EXERCISE DATA: Begin

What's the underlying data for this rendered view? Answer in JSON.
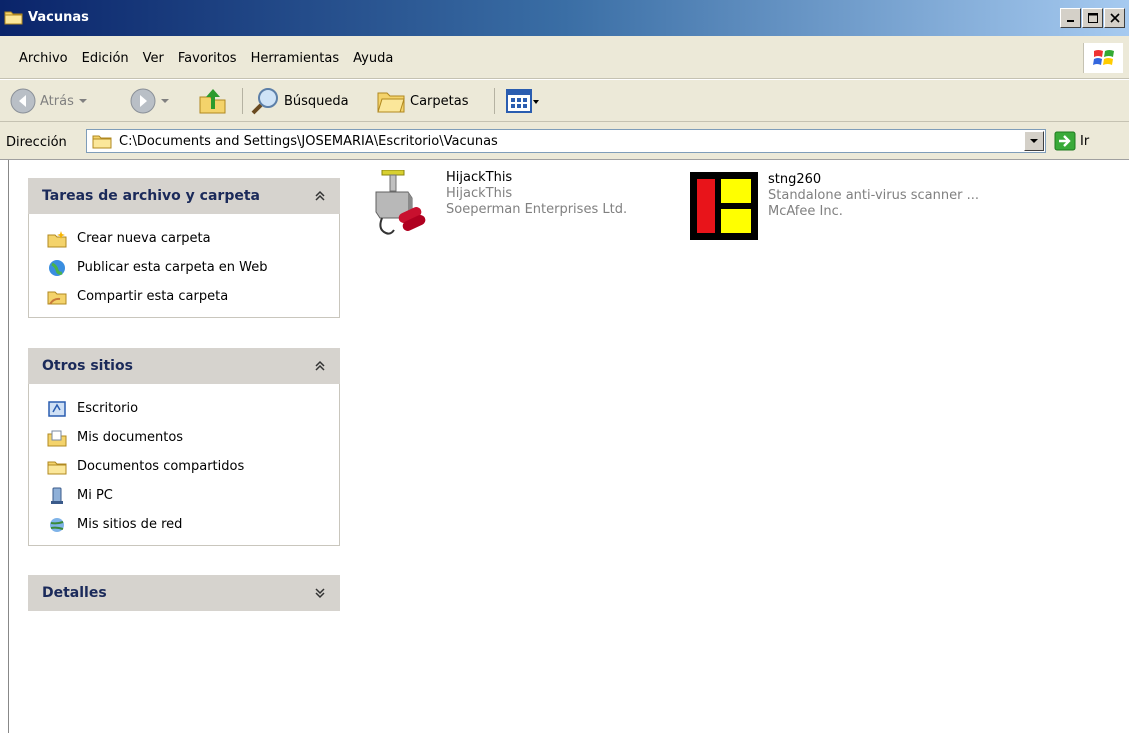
{
  "window": {
    "title": "Vacunas"
  },
  "menu": [
    "Archivo",
    "Edición",
    "Ver",
    "Favoritos",
    "Herramientas",
    "Ayuda"
  ],
  "toolbar": {
    "back": "Atrás",
    "search": "Búsqueda",
    "folders": "Carpetas"
  },
  "address": {
    "label": "Dirección",
    "path": "C:\\Documents and Settings\\JOSEMARIA\\Escritorio\\Vacunas",
    "go": "Ir"
  },
  "tasks_panel": {
    "title": "Tareas de archivo y carpeta",
    "items": [
      "Crear nueva carpeta",
      "Publicar esta carpeta en Web",
      "Compartir esta carpeta"
    ]
  },
  "places_panel": {
    "title": "Otros sitios",
    "items": [
      "Escritorio",
      "Mis documentos",
      "Documentos compartidos",
      "Mi PC",
      "Mis sitios de red"
    ]
  },
  "details_panel": {
    "title": "Detalles"
  },
  "files": [
    {
      "name": "HijackThis",
      "description": "HijackThis",
      "company": "Soeperman Enterprises Ltd."
    },
    {
      "name": "stng260",
      "description": "Standalone anti-virus scanner ...",
      "company": "McAfee Inc."
    }
  ]
}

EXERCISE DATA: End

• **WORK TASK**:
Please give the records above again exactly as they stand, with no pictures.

• **RESULT**:
What's the underlying data for this rendered view? Answer in JSON.
{
  "window": {
    "title": "Vacunas"
  },
  "menu": [
    "Archivo",
    "Edición",
    "Ver",
    "Favoritos",
    "Herramientas",
    "Ayuda"
  ],
  "toolbar": {
    "back": "Atrás",
    "search": "Búsqueda",
    "folders": "Carpetas"
  },
  "address": {
    "label": "Dirección",
    "path": "C:\\Documents and Settings\\JOSEMARIA\\Escritorio\\Vacunas",
    "go": "Ir"
  },
  "tasks_panel": {
    "title": "Tareas de archivo y carpeta",
    "items": [
      "Crear nueva carpeta",
      "Publicar esta carpeta en Web",
      "Compartir esta carpeta"
    ]
  },
  "places_panel": {
    "title": "Otros sitios",
    "items": [
      "Escritorio",
      "Mis documentos",
      "Documentos compartidos",
      "Mi PC",
      "Mis sitios de red"
    ]
  },
  "details_panel": {
    "title": "Detalles"
  },
  "files": [
    {
      "name": "HijackThis",
      "description": "HijackThis",
      "company": "Soeperman Enterprises Ltd."
    },
    {
      "name": "stng260",
      "description": "Standalone anti-virus scanner ...",
      "company": "McAfee Inc."
    }
  ]
}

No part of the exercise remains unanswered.